Entries supplied:
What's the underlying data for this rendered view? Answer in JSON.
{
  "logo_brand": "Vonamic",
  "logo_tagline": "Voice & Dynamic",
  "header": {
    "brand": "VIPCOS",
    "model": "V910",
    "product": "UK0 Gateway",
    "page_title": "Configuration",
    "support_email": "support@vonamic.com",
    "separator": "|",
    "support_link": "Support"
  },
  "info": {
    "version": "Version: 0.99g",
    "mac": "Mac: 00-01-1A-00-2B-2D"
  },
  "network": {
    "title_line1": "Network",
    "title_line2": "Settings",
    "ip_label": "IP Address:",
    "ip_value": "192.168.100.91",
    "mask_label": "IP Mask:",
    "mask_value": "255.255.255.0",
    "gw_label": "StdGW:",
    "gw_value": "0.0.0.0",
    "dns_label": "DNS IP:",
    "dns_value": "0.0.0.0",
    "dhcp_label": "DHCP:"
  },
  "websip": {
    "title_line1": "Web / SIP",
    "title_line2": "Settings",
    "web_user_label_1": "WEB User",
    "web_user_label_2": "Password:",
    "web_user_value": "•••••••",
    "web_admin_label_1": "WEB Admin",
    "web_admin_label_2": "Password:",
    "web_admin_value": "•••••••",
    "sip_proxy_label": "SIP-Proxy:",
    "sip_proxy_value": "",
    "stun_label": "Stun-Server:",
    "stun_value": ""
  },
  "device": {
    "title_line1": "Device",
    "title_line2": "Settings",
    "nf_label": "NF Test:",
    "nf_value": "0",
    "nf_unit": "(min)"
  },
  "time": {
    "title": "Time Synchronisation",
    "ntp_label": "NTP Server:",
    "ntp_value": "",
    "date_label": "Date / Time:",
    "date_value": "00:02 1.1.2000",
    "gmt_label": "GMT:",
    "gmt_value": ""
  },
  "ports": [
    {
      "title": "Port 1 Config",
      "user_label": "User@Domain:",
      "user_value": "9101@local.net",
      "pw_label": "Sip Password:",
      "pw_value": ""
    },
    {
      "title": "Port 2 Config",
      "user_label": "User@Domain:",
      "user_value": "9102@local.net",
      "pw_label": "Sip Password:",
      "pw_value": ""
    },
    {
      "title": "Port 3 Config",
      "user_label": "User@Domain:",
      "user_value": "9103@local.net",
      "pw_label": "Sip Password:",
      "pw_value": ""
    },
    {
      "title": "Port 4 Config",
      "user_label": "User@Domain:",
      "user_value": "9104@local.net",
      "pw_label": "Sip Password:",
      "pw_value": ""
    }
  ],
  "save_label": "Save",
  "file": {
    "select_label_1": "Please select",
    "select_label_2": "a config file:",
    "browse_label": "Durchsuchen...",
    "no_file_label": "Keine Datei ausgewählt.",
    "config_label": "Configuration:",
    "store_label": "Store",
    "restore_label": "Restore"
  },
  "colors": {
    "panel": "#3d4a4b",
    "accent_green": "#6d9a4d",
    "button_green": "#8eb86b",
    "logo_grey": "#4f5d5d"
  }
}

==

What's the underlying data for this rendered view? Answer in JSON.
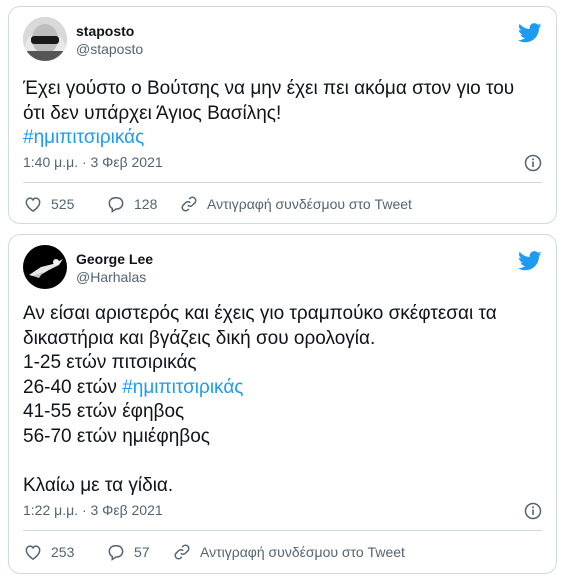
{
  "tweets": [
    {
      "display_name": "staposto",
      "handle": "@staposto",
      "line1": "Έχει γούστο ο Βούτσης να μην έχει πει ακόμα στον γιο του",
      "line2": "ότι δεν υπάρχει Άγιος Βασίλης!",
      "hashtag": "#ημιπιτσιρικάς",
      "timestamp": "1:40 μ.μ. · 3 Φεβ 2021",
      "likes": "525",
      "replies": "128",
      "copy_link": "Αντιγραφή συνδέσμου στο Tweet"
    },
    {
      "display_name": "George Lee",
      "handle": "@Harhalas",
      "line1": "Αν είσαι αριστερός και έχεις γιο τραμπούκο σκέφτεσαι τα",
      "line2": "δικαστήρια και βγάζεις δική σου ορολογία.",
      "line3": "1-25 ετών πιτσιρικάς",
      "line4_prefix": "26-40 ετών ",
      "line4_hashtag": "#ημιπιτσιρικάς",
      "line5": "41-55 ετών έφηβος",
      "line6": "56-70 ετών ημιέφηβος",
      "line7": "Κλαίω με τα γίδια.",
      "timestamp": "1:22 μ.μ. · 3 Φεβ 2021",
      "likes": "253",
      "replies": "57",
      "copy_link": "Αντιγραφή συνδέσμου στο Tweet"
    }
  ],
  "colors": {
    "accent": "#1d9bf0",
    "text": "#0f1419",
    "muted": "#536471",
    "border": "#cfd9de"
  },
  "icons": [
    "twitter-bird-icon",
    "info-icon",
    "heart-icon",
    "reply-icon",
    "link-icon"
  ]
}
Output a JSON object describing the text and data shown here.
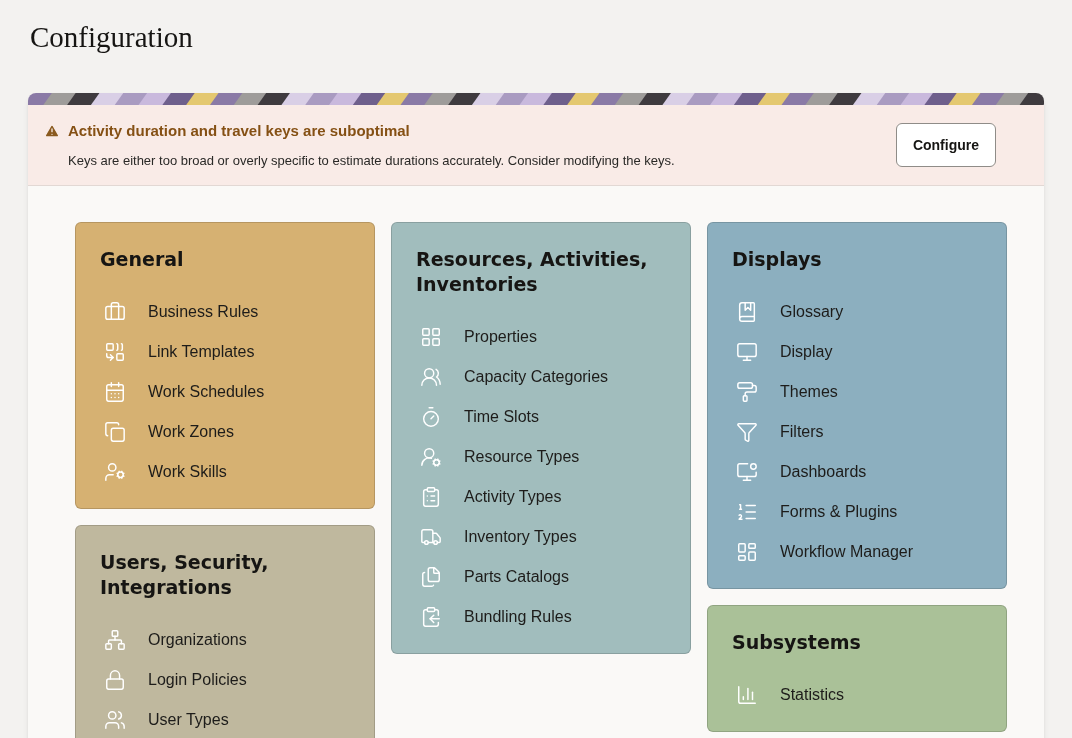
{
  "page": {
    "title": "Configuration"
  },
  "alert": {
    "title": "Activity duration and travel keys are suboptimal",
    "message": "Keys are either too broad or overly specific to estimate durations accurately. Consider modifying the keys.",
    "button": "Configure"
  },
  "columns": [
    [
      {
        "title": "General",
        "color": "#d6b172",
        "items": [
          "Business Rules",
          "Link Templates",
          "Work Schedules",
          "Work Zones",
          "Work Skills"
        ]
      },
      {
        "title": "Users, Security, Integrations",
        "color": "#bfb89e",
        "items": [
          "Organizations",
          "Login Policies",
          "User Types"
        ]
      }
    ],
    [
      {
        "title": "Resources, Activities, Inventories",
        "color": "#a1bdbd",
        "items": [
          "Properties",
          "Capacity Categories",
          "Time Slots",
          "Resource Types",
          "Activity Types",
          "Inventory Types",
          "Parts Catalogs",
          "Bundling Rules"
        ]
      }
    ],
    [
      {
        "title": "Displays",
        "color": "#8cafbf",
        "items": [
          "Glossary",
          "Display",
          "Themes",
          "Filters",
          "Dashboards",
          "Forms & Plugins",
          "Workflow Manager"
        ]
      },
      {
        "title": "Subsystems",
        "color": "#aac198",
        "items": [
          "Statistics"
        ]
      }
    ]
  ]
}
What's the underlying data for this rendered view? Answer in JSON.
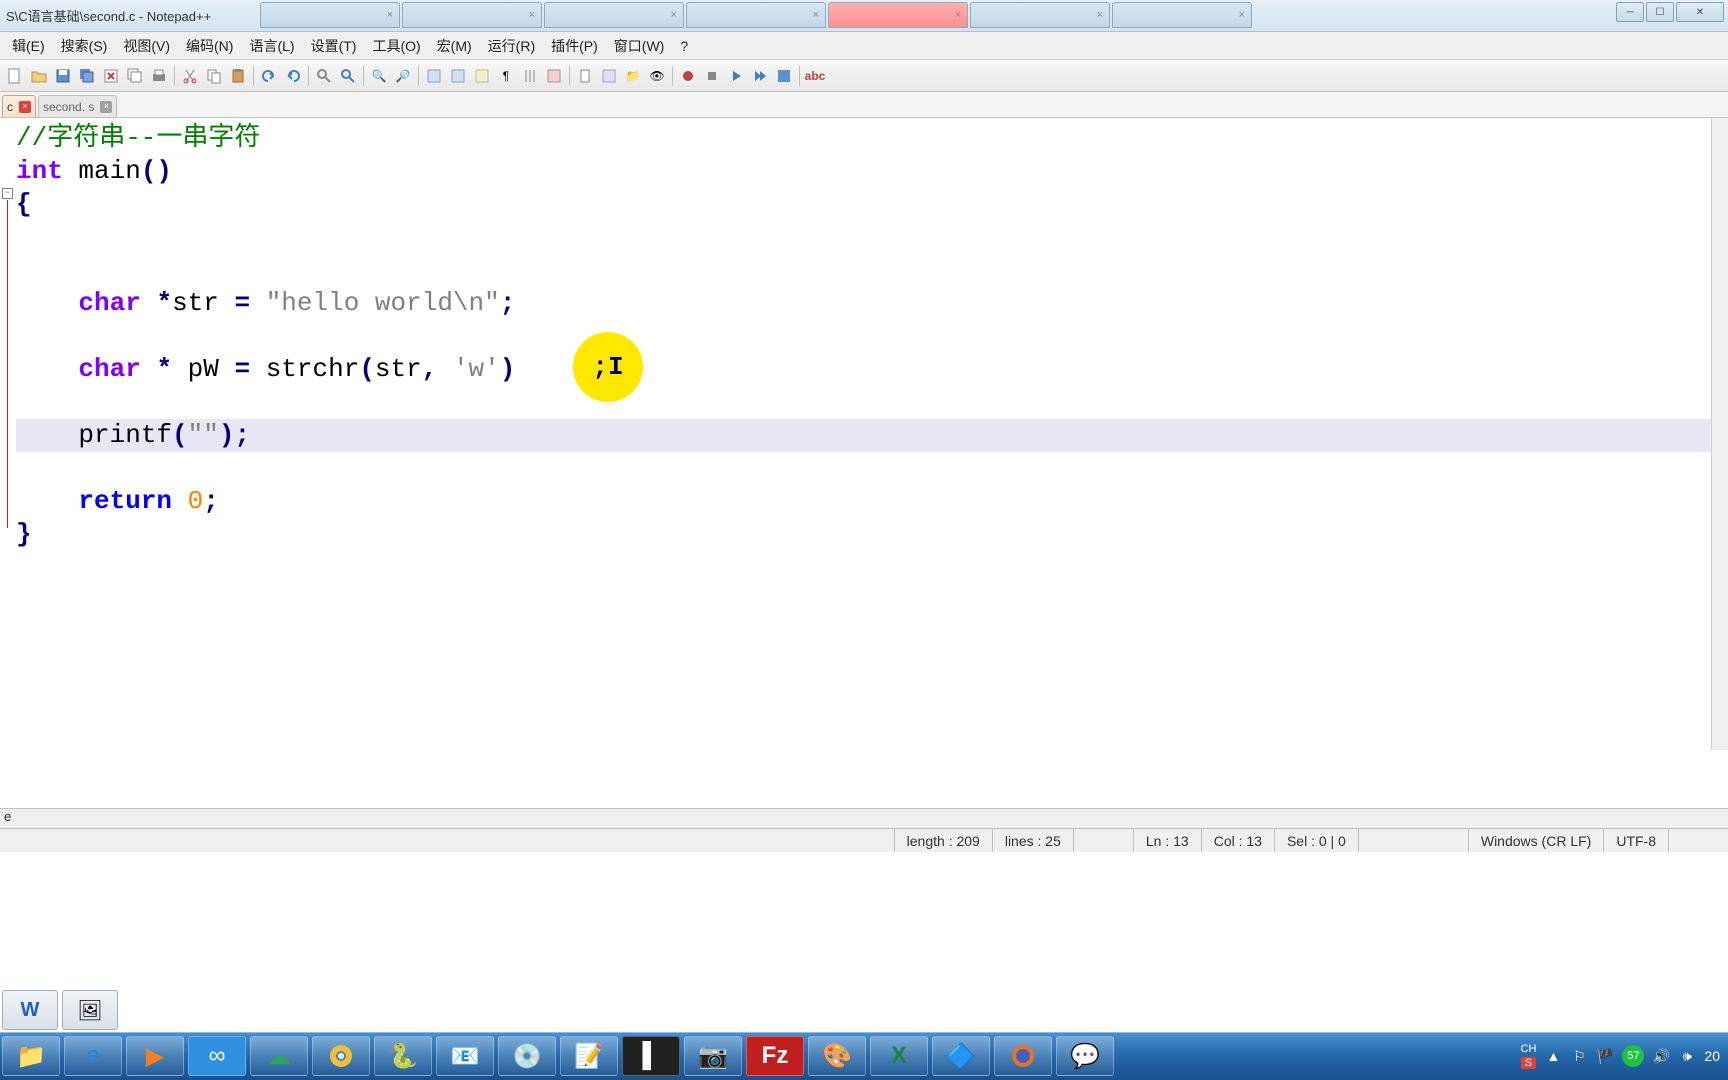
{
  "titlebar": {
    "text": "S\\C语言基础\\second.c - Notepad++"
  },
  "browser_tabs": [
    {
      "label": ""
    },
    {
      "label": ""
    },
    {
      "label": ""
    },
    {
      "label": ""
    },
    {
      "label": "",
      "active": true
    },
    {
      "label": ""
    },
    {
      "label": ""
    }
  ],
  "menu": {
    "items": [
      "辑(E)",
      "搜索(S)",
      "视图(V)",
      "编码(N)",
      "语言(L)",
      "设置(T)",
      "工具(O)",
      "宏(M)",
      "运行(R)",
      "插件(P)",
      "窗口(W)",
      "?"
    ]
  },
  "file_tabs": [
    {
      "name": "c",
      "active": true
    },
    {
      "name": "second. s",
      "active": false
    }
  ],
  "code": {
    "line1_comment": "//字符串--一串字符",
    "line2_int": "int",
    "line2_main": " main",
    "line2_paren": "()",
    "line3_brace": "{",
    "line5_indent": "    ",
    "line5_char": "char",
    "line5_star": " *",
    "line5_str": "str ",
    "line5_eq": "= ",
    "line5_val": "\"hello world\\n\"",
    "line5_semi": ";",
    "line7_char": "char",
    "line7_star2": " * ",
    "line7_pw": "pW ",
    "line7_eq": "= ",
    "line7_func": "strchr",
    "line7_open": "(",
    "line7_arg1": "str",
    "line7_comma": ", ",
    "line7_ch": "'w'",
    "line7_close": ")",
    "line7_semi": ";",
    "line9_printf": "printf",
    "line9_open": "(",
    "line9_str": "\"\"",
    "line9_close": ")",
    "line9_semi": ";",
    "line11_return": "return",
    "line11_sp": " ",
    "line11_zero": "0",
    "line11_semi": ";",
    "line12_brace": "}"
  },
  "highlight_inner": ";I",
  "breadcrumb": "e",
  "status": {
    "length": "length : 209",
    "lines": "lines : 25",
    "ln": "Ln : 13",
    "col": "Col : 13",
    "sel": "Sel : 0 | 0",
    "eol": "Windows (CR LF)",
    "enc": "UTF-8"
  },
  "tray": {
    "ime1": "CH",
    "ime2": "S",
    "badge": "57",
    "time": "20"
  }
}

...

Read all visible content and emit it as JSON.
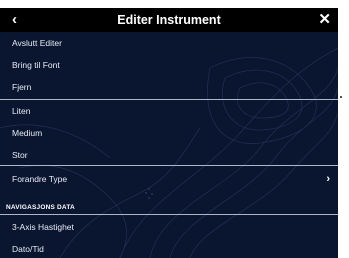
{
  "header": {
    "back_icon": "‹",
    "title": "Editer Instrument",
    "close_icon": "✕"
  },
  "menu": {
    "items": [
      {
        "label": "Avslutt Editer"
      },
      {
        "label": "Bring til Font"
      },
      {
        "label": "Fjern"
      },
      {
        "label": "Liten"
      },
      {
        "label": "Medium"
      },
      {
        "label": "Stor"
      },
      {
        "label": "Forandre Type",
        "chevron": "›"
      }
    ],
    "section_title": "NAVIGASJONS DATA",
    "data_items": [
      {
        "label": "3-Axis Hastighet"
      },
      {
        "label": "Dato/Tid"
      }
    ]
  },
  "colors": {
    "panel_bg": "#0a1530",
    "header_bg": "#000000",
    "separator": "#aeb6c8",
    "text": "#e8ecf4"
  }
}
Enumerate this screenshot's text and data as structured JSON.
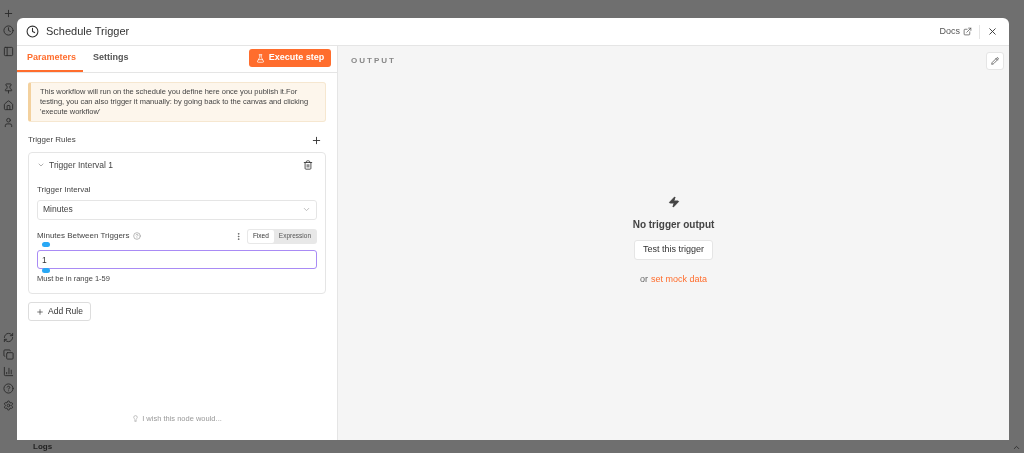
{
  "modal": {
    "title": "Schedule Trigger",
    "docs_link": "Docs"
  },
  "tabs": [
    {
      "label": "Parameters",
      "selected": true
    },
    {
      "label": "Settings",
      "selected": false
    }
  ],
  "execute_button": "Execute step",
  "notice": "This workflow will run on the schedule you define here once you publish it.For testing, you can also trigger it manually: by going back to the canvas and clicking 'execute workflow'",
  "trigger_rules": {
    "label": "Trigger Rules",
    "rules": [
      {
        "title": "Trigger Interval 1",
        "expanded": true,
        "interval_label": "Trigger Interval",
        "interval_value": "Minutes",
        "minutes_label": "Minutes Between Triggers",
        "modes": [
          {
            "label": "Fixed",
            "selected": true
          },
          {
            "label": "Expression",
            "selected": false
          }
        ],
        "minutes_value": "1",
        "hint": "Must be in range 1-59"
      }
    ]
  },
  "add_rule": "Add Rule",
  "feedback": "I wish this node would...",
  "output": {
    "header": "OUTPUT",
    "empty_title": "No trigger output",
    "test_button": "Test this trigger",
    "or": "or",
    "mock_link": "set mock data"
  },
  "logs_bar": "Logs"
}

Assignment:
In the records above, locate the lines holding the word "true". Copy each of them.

Answer section:
      "active": true
      "active": true
      "selected": true
        "expanded": true,
            "selected": true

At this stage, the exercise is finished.